I've been mulling over an appropriately frugal topic all day, but have been stymied by the fact that I've been swooning over the meal I produced last night. It's been a long time since I cooked anything that good. And I suppose it was frugal, since, in a restaurant, what I cooked would have cost at least $20.00/person. Probably more.
What I made wasn't all that hard, but you, my far-flung readers, may not be able to get one of the ingredients. You'll know it when I get to it.
My dear children seldom reside chez nous, so when they are at home, I go into a frenzy of cooking. Dear Lucy Marmalade had her beloved shrimp and corn soup for 2 days. Then Frugal Son returned from France and we had a big pot of gumbo (not up to my usual standards, I'm afraid). One day remained, before both kids went off to their jobs as Residence Assistants at the Advance Program, at the site of their beloved high school, Louisiana School of Math, Science, and the Arts.
What to cook for their last night at home, after so few? Also, in spite of the many virtues of the school, the food is pretty bad. I happened to see a small piece of TASSO REDUCED FOR QUICK SALE.
KARMA. I realized that I could make a recipe I jotted down from a library copy of Susan Spicer's cookbook. Spicer, who is now a consultant for the show Treme, and was written about in the Wall Street Journal recently, owns the restaurant Bayona.
Since I jotted the recipe down, I don't have proportions. The dish is shrimp in tasso cream sauce on cheese and pepper grit cakes. Wow! That sounds fancy and too hard for mere mortals. Not so.
First, for the grits, I subbed polenta, which I made in the slow cooker. I mixed in cheddar and canned roasted peppers when it was done (leaving out milk, home-roasted poblanos, etc). I couldn't make the cakes because I goofed and added too much water to the polenta. It was still good.

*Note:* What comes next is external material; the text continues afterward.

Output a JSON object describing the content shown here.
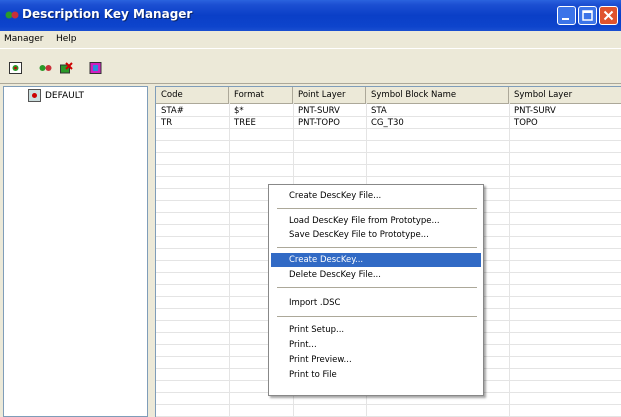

The tasso cream sauce called for a roux with onion, green onion, celery (none of which I had, so I used leeks), with cream (used evaporated milk instead). Oh-and a little shrimp stock, which I also didn't have, since I was using frozen shrimp. Then I added the strips of the tasso.
Shrimp-frozen I hardly ever use frozen, but there was a price war when a new grocery opened and frozen largish-size shrimp were $3.00/lb. (I know, I know, but we won't be having shrimp much longer [BP], and it won't be cheap, so don't be jealous.)
So--a beautiful pool of polenta, with another beautiful pool of shrimp in sauce, with plain garden greens on the side to ward off the crise de foie that can come from such rich food.
The dinner itself was very pleasant, except that Frugal Son passed out from jet-lag exhaustion right as we were setting the table. His place was taken by a friend of his (who keeps saying we adopted him), who had a similar dish at a fancy restaurant in honor of his college graduation. He said ours was AS GOOD!
We saved a plate for Frugal Son, who staggered in after we finished.
No pics; we ate it all up.
Frugal Point: The food was great, the company was good, Frugal Son's collapse was accommodated, as was the presence of an unexpected guest, the cost was low.
As for Susan Spicer, here's her book:
The recipe I made isn't included in the Search Inside feature, but look how cheaply you can get a used copy ($7.50). I may buy one myself. There are lot of goodies in the book.
Do you cook anything that makes you swoon?